Go line by line through the records below. Copy whichever lines contain the string "title".

↓

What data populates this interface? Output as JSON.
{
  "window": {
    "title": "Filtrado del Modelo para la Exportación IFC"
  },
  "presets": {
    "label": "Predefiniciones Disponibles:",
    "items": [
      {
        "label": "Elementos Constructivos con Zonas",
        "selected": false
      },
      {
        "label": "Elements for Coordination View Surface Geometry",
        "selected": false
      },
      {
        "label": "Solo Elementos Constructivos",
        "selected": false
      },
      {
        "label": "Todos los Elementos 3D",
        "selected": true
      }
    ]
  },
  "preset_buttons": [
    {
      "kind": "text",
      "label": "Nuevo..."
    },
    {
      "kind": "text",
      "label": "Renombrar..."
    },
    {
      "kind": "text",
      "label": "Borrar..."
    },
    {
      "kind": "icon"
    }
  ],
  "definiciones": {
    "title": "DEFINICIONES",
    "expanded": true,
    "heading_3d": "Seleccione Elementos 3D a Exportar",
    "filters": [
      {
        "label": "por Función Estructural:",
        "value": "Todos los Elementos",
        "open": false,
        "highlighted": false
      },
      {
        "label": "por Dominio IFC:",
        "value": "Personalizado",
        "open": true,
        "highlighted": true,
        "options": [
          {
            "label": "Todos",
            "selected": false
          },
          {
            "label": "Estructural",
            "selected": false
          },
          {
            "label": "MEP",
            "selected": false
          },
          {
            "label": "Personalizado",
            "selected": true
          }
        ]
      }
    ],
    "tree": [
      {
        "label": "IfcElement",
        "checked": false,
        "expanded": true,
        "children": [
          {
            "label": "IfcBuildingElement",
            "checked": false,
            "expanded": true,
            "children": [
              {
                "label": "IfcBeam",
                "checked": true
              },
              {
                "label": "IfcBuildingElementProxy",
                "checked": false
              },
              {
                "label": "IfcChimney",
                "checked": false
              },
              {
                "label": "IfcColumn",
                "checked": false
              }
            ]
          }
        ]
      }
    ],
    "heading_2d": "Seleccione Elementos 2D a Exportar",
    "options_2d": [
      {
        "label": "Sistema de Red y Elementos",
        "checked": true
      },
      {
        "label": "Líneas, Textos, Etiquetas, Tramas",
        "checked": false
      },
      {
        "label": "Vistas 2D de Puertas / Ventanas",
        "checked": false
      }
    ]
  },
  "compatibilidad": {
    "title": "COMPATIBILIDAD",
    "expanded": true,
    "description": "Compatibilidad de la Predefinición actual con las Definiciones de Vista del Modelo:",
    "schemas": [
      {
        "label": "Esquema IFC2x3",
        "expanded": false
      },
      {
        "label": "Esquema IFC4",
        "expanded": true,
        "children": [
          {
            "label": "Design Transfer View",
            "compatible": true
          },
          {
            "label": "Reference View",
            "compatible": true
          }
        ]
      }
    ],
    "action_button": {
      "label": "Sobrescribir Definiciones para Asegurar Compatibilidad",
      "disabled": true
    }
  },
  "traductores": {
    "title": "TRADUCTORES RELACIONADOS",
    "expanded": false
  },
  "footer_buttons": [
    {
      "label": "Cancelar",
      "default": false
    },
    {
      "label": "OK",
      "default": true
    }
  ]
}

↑

◆ Solution to this task ◆
    "title": "Filtrado del Modelo para la Exportación IFC"
    "title": "DEFINICIONES",
    "title": "COMPATIBILIDAD",
    "title": "TRADUCTORES RELACIONADOS",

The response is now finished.